[[ Records for processing, beginning ]]

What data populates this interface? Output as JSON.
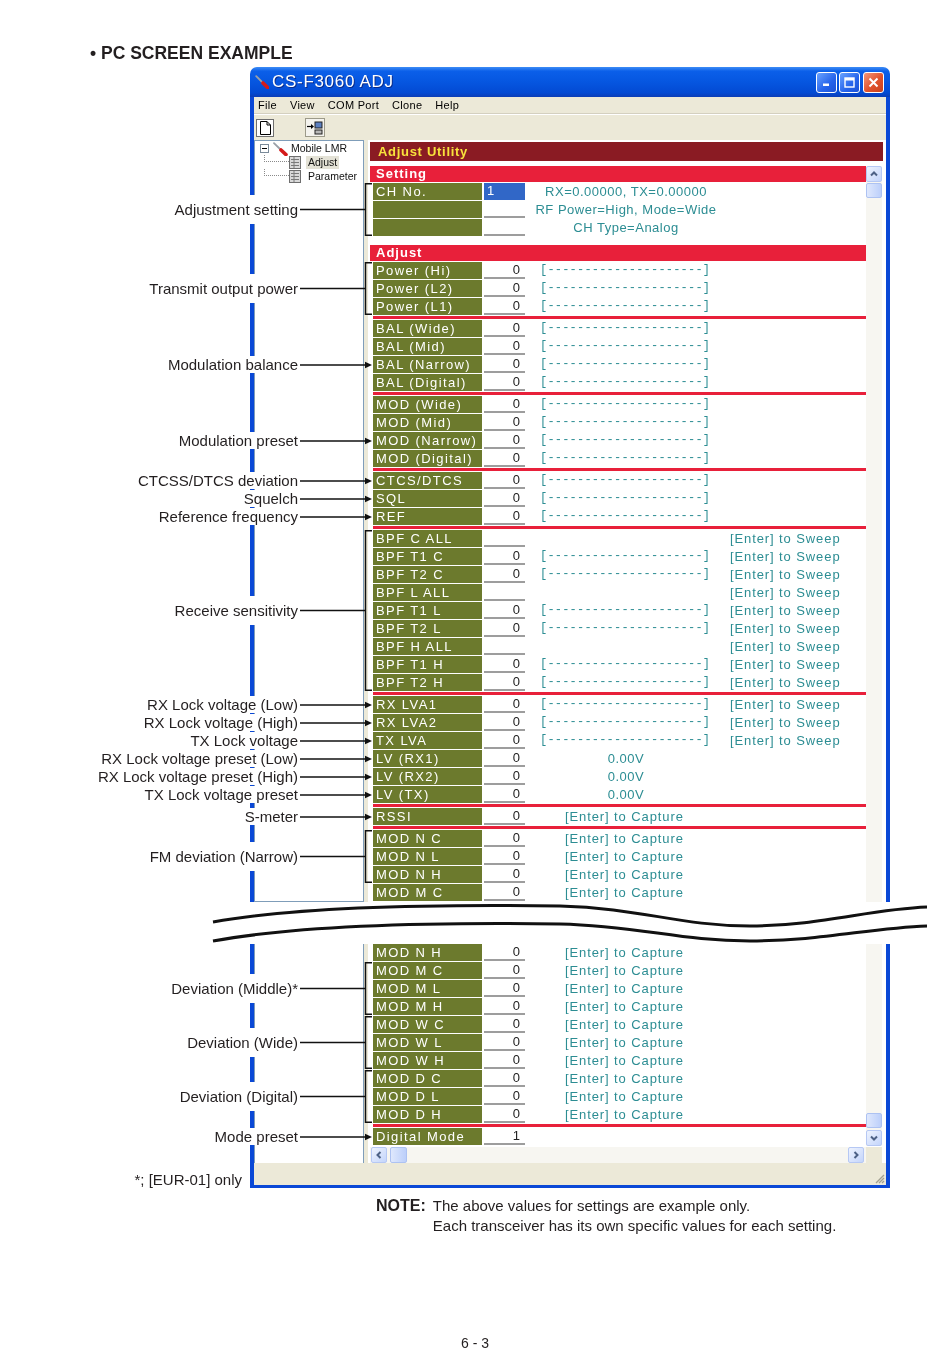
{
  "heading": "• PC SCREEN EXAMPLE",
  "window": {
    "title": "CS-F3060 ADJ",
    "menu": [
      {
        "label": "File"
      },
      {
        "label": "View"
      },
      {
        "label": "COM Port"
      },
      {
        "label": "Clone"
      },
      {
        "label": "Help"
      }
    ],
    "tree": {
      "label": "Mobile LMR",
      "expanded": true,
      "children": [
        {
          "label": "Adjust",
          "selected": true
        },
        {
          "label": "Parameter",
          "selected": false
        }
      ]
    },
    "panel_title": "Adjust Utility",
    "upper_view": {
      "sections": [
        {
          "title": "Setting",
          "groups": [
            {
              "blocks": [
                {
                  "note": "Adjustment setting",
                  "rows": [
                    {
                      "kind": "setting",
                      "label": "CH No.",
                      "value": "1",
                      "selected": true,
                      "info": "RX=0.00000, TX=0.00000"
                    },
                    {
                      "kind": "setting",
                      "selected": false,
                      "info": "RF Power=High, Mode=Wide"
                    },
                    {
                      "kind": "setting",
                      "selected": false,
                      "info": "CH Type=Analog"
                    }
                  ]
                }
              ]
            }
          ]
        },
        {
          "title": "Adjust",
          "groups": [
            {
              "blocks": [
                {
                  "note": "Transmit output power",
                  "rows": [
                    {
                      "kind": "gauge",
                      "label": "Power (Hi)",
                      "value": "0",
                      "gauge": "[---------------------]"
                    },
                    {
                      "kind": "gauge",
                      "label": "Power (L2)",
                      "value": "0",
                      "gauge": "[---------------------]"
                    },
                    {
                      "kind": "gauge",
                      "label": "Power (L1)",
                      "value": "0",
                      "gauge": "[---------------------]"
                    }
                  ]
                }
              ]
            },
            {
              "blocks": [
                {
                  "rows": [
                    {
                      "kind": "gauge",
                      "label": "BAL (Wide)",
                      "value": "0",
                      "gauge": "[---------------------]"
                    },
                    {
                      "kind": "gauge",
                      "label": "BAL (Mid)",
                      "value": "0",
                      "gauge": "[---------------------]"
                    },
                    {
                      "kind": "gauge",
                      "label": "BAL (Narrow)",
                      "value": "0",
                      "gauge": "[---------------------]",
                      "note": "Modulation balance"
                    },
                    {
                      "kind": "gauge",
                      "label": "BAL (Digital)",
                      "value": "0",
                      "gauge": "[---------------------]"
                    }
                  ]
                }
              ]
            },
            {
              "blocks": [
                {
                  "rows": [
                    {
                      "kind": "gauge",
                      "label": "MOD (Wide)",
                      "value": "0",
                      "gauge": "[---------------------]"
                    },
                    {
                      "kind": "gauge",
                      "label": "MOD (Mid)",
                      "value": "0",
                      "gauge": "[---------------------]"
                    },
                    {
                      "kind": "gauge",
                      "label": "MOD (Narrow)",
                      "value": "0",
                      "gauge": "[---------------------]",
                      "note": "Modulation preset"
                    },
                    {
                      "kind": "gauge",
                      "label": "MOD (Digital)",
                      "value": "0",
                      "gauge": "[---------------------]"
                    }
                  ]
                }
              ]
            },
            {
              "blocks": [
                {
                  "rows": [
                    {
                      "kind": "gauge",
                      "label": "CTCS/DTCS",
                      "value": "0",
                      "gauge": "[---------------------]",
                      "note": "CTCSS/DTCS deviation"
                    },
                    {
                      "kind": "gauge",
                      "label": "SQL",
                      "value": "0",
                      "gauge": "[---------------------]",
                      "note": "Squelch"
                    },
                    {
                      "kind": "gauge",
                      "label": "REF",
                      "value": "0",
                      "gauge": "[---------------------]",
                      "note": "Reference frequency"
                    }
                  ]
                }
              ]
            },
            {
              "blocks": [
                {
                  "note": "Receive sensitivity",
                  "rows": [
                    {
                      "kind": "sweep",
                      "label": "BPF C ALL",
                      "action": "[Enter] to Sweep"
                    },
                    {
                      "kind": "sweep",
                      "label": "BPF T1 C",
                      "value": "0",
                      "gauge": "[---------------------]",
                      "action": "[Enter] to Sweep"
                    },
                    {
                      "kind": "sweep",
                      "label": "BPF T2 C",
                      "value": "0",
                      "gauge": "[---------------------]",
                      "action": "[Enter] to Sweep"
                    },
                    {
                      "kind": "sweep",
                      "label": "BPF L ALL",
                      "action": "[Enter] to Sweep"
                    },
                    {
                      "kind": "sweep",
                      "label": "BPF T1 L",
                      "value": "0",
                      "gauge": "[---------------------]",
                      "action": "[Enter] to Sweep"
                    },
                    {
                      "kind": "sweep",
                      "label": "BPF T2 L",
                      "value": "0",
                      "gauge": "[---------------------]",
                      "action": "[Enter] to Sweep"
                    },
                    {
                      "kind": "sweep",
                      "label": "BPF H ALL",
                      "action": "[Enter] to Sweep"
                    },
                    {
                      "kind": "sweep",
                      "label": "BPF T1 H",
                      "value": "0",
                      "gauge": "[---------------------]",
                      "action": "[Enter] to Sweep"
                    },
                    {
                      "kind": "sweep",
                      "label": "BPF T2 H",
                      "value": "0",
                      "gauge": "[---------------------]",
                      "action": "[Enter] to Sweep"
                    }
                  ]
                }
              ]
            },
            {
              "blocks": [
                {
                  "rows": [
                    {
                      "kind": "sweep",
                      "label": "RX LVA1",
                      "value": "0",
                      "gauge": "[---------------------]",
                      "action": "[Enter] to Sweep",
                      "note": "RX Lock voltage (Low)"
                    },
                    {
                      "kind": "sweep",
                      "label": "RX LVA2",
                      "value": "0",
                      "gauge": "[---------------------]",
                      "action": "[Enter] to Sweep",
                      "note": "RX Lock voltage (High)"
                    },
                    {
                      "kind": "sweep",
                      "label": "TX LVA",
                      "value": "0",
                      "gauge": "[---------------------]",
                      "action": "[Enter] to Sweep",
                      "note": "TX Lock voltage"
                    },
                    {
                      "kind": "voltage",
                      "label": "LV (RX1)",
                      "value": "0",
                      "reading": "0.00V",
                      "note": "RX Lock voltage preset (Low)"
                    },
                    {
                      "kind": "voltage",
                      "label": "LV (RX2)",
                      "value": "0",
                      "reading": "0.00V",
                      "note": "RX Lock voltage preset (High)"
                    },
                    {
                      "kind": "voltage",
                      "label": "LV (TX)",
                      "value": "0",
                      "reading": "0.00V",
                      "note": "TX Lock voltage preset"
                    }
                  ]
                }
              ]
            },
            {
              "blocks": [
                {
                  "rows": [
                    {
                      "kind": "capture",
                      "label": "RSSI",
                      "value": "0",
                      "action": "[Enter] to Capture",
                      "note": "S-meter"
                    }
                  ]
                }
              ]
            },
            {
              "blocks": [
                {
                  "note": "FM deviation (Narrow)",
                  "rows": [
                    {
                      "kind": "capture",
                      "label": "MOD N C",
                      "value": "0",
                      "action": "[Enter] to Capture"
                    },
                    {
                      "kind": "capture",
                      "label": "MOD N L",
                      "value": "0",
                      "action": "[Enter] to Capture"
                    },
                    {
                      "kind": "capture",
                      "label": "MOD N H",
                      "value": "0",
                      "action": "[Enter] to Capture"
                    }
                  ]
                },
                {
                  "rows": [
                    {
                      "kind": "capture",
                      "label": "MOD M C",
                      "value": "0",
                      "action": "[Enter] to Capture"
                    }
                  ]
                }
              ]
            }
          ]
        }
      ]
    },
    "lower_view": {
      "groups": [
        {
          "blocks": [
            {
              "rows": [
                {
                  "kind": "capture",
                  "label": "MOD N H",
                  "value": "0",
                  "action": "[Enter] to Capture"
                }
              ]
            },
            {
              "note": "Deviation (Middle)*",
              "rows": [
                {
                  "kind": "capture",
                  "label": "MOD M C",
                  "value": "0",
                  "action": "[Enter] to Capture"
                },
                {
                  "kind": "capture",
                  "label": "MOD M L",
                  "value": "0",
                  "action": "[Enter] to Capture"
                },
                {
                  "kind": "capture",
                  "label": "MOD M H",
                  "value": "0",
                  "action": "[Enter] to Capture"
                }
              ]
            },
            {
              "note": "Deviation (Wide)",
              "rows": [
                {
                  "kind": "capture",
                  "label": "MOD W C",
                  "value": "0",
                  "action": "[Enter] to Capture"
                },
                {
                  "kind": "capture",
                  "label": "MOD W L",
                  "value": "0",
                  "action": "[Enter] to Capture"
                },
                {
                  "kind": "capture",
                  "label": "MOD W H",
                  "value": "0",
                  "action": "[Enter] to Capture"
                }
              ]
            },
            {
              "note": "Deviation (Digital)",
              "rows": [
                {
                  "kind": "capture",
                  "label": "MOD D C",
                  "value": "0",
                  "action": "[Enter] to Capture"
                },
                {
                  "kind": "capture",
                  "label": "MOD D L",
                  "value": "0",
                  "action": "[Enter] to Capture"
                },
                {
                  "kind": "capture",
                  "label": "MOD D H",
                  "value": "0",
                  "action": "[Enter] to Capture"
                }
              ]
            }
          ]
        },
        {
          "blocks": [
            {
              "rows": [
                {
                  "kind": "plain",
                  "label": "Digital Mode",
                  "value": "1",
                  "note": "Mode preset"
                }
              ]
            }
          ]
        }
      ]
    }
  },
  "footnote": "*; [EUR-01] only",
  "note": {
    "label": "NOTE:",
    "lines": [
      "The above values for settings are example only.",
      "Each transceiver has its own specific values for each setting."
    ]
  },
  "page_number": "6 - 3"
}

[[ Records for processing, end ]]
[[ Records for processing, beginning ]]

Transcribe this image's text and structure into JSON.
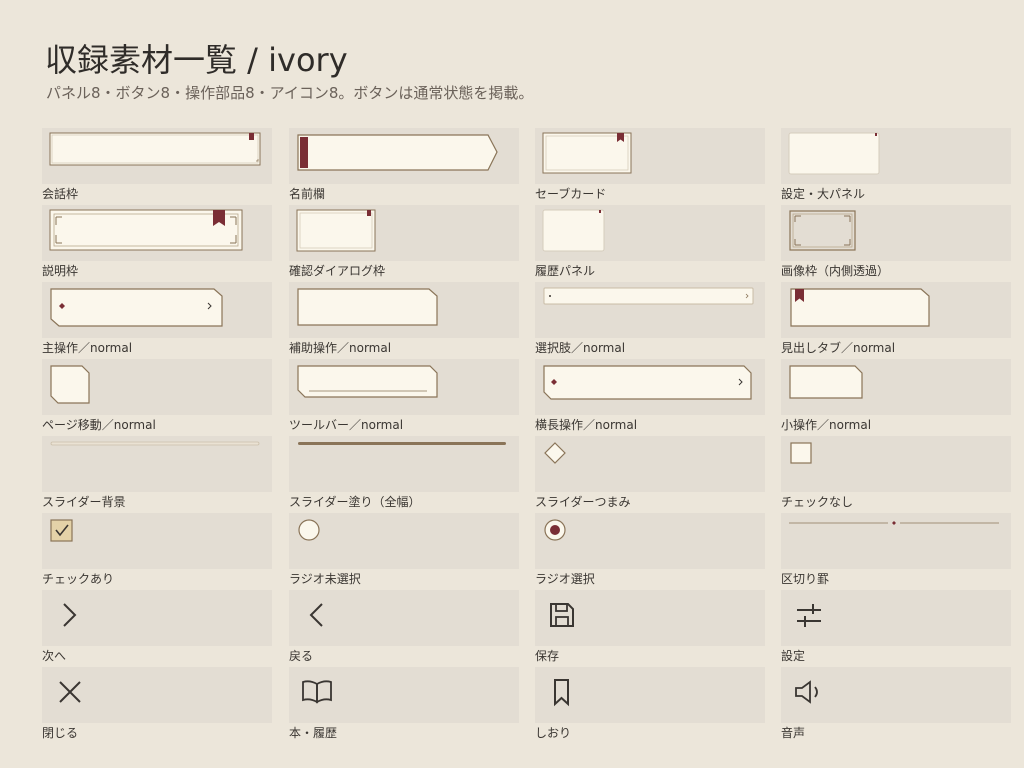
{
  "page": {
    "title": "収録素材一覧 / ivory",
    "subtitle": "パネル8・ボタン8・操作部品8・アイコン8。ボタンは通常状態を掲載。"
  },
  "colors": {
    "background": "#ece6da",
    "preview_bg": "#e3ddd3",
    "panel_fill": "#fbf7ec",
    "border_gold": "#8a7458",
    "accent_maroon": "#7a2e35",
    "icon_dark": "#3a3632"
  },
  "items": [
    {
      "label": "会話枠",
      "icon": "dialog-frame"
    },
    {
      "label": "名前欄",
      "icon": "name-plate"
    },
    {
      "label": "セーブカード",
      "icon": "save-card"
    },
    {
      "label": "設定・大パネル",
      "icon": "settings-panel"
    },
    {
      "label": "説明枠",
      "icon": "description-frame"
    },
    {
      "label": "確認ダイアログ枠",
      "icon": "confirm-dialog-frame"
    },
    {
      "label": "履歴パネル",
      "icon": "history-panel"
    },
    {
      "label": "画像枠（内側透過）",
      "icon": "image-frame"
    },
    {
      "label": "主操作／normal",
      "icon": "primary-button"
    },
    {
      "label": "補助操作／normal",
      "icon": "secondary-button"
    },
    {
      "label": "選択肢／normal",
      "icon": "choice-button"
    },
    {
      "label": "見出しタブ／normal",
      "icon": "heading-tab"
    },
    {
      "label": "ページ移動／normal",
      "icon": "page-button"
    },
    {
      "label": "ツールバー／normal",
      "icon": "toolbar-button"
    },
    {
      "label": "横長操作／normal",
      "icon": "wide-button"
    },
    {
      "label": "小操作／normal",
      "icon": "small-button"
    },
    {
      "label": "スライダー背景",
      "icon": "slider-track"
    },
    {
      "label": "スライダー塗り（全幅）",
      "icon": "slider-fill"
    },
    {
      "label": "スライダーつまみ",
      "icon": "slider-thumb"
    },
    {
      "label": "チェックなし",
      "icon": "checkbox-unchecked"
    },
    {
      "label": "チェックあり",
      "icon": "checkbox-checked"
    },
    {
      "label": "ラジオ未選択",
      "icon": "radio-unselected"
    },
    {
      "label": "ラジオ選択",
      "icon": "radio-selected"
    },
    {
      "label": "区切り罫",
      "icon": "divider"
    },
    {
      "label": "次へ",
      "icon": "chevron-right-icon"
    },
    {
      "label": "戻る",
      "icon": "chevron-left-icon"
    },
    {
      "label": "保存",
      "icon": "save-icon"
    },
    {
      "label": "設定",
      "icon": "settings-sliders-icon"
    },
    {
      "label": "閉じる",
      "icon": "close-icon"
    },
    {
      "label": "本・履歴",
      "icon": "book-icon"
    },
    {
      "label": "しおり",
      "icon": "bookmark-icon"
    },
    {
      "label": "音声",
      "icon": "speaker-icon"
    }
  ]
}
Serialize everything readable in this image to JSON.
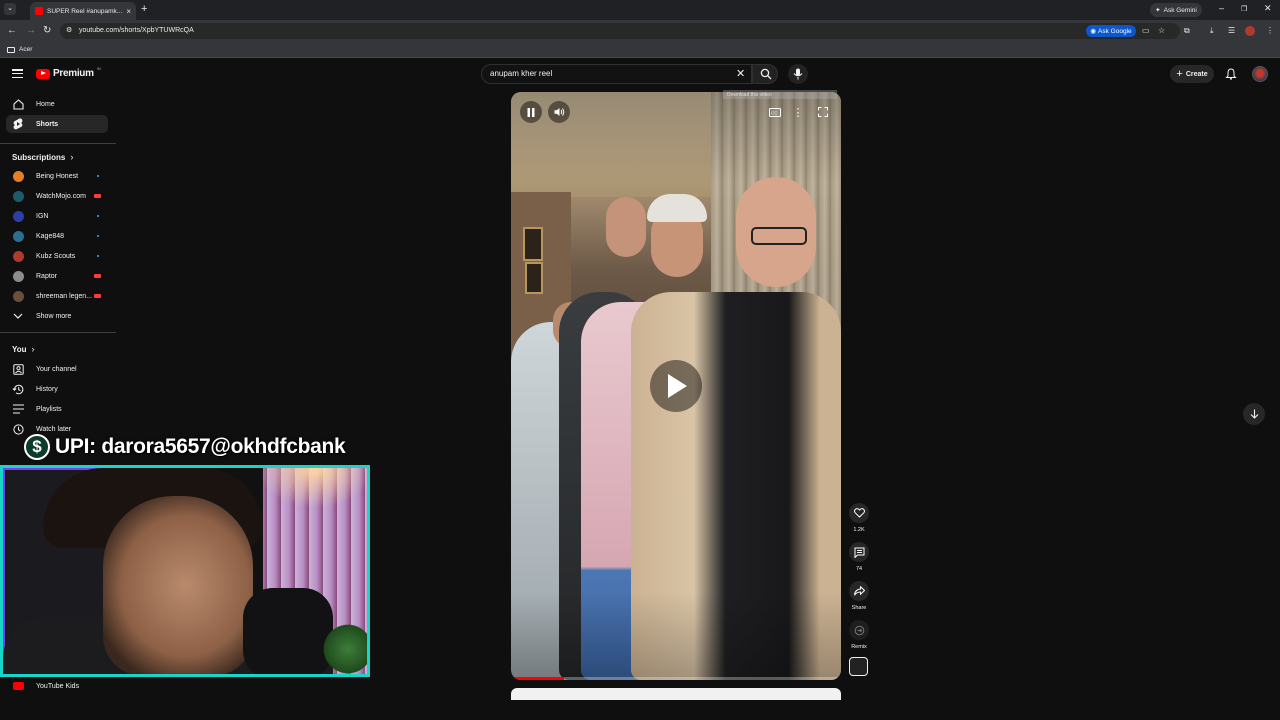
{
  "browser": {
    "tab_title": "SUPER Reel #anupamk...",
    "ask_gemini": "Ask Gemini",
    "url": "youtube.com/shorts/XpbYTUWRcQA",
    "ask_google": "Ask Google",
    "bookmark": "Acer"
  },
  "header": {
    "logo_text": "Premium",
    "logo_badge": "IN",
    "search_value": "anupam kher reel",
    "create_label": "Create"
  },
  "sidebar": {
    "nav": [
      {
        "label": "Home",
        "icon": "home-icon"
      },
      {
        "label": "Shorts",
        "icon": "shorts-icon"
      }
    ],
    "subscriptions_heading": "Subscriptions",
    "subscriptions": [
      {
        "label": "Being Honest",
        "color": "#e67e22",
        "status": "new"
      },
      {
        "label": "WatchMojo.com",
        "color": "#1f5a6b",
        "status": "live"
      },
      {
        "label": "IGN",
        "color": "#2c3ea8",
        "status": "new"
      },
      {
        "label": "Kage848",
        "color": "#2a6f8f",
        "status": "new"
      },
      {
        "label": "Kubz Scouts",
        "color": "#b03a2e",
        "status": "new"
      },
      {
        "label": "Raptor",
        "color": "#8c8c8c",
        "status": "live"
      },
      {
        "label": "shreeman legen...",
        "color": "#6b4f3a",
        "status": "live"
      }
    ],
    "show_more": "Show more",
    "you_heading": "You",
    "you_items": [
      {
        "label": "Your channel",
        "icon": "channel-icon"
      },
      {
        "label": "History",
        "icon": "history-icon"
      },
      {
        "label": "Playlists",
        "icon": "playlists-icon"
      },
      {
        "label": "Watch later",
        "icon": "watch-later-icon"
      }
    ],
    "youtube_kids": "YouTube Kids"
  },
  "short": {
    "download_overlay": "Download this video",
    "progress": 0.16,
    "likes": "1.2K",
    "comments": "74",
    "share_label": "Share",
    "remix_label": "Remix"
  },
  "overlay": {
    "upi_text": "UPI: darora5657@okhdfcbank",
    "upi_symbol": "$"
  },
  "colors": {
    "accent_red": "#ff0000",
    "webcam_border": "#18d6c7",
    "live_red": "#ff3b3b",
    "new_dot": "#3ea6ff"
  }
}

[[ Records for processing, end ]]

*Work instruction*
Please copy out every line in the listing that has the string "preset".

*Solution*
                      "note": "Modulation preset"
                      "note": "RX Lock voltage preset (Low)"
                      "note": "RX Lock voltage preset (High)"
                      "note": "TX Lock voltage preset"
                  "note": "Mode preset"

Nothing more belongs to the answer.